London’s Harley Street has held up to its reputation as a medical hub since the 19th century. Most of it is now owned by the The Howard de Walden estate, and it is home to over 1,500 medical specialists: doctors, plastic and cosmetic surgery practitioners with famous household names such as Juvea Aesthetics, as well as numerous private clinics and hospitals including one of the most expensive and famous sports clinics in the UK.
Only at the end of last year, in December 2015, it was revealed that Howard de Walden was planning on investing over £200 millions to boost medical tourism in Harley Street and attract even more clients from all over the globe. New buildings and units will be built and the estate is planning on hosting the UK’s first proton beam cancer unit in 2017.
Proton beam therapy is an emerging technology that can be used for treating some types of cancer and is getting more and more attention. With such investments, Harley Street is looking to be at the forefront of medical technologies in the UK and Europe, for a long time indeed.

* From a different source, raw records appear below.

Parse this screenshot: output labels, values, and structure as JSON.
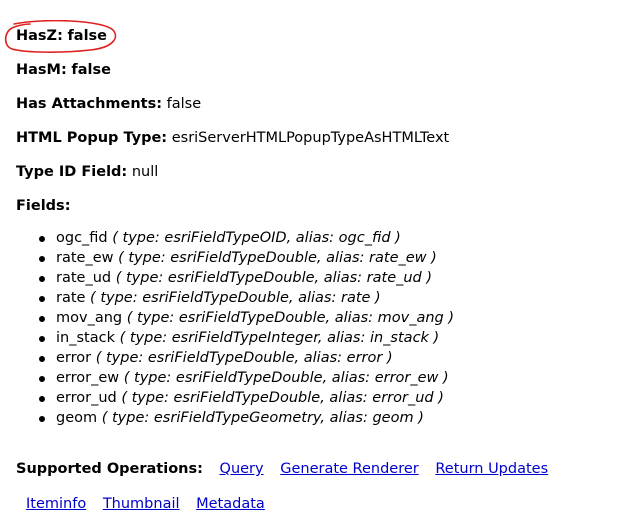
{
  "props": [
    {
      "label": "HasZ:",
      "value": "false",
      "bold_value": true
    },
    {
      "label": "HasM:",
      "value": "false",
      "bold_value": true
    },
    {
      "label": "Has Attachments:",
      "value": "false"
    },
    {
      "label": "HTML Popup Type:",
      "value": "esriServerHTMLPopupTypeAsHTMLText"
    },
    {
      "label": "Type ID Field:",
      "value": "null"
    }
  ],
  "fields_label": "Fields:",
  "fields": [
    {
      "name": "ogc_fid",
      "type": "esriFieldTypeOID",
      "alias": "ogc_fid"
    },
    {
      "name": "rate_ew",
      "type": "esriFieldTypeDouble",
      "alias": "rate_ew"
    },
    {
      "name": "rate_ud",
      "type": "esriFieldTypeDouble",
      "alias": "rate_ud"
    },
    {
      "name": "rate",
      "type": "esriFieldTypeDouble",
      "alias": "rate"
    },
    {
      "name": "mov_ang",
      "type": "esriFieldTypeDouble",
      "alias": "mov_ang"
    },
    {
      "name": "in_stack",
      "type": "esriFieldTypeInteger",
      "alias": "in_stack"
    },
    {
      "name": "error",
      "type": "esriFieldTypeDouble",
      "alias": "error"
    },
    {
      "name": "error_ew",
      "type": "esriFieldTypeDouble",
      "alias": "error_ew"
    },
    {
      "name": "error_ud",
      "type": "esriFieldTypeDouble",
      "alias": "error_ud"
    },
    {
      "name": "geom",
      "type": "esriFieldTypeGeometry",
      "alias": "geom"
    }
  ],
  "supported_operations": {
    "label": "Supported Operations:",
    "links": [
      "Query",
      "Generate Renderer",
      "Return Updates"
    ]
  },
  "bottom_links": [
    "Iteminfo",
    "Thumbnail",
    "Metadata"
  ],
  "colors": {
    "link": "#0000cc",
    "annotation": "#e02020"
  }
}
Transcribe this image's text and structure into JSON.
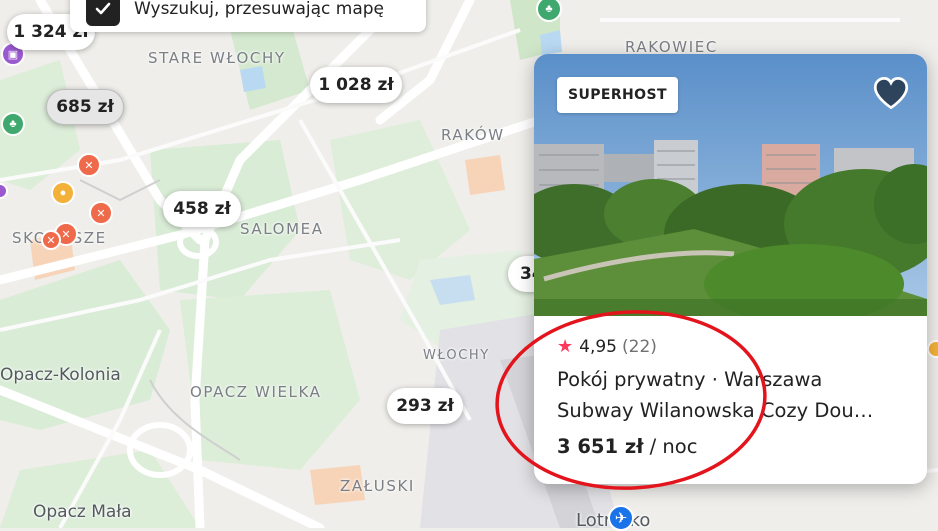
{
  "filter": {
    "label": "Wyszukuj, przesuwając mapę"
  },
  "map_labels": {
    "stare_wlochy": "STARE WŁOCHY",
    "rakowiec": "RAKOWIEC",
    "rakow": "RAKÓW",
    "salomea": "SALOMEA",
    "skorosze": "SKOROSZE",
    "wlochy": "WŁOCHY",
    "opacz_kolonia": "Opacz-Kolonia",
    "opacz_wielka": "OPACZ WIELKA",
    "zaluski": "ZAŁUSKI",
    "opacz_mala": "Opacz Mała",
    "lotnisko": "Lotnisko"
  },
  "price_pins": [
    {
      "label": "1 324 zł"
    },
    {
      "label": "1 028 zł"
    },
    {
      "label": "685 zł"
    },
    {
      "label": "458 zł"
    },
    {
      "label": "293 zł"
    },
    {
      "label": "34"
    }
  ],
  "card": {
    "badge": "SUPERHOST",
    "rating": "4,95",
    "review_count": "(22)",
    "title_line1": "Pokój prywatny · Warszawa",
    "title_line2": "Subway Wilanowska Cozy Dou…",
    "price": "3 651 zł",
    "price_unit": " / noc",
    "photo_count": 5,
    "active_photo": 1
  },
  "colors": {
    "accent_star": "#ff385c",
    "annotation_circle": "#e3141c",
    "poi_food": "#ee6a4b",
    "poi_park": "#3fa86f",
    "poi_shop": "#9b59d0",
    "poi_amusement": "#f4b13a",
    "airport": "#1a73e8"
  }
}
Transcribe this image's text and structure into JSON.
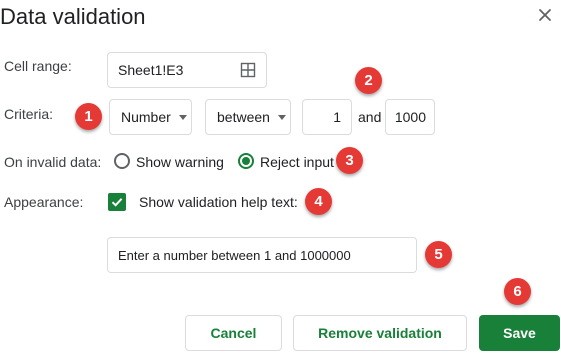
{
  "dialog": {
    "title": "Data validation",
    "close_icon": "close-icon"
  },
  "cell_range": {
    "label": "Cell range:",
    "value": "Sheet1!E3",
    "icon": "grid-icon"
  },
  "criteria": {
    "label": "Criteria:",
    "type_value": "Number",
    "condition_value": "between",
    "min_value": "1",
    "and_label": "and",
    "max_value": "1000"
  },
  "invalid_data": {
    "label": "On invalid data:",
    "options": [
      {
        "label": "Show warning",
        "selected": false
      },
      {
        "label": "Reject input",
        "selected": true
      }
    ]
  },
  "appearance": {
    "label": "Appearance:",
    "checkbox_label": "Show validation help text:",
    "checked": true,
    "help_text": "Enter a number between 1 and 1000000"
  },
  "buttons": {
    "cancel": "Cancel",
    "remove": "Remove validation",
    "save": "Save"
  },
  "badges": [
    "1",
    "2",
    "3",
    "4",
    "5",
    "6"
  ],
  "colors": {
    "accent": "#188038",
    "badge": "#e53935",
    "border": "#dadce0"
  }
}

Medical tourism has been developing fast over the past few years and it is set to attract 5 million medical tourists this year in 2016. Medical tourists come to India from all over the world but mostly from the UK, US and surrounding countries such as China and Sri Lanka.
India boasts a very affordable and high quality health care: this is especially interesting for visitors from countries where expensive surgery procedures aren’t covered by a national health insurance scheme, such as for US citizens.
Travel and accommodation is also very affordable for people coming to India, which makes it an ideal spot for all medical tourists. To keep up with this growing trend and demand, the Indian government will have to invest considerably in medical infrastructure over the next few years.
Last but not least, more than 89% of medical tourists travelled to Bangkok in 2010 and the trend hasn’t slowed since. It is the third most important economic sector in Thailand and prospects for future growth are excellent.
The number of foreign investors in the Thai health care business is growing and the government is making it a priority to develop the niche sector. As a consequence, more than 28 million medical tourists are expected in 2016 in this increasingly more competitive market.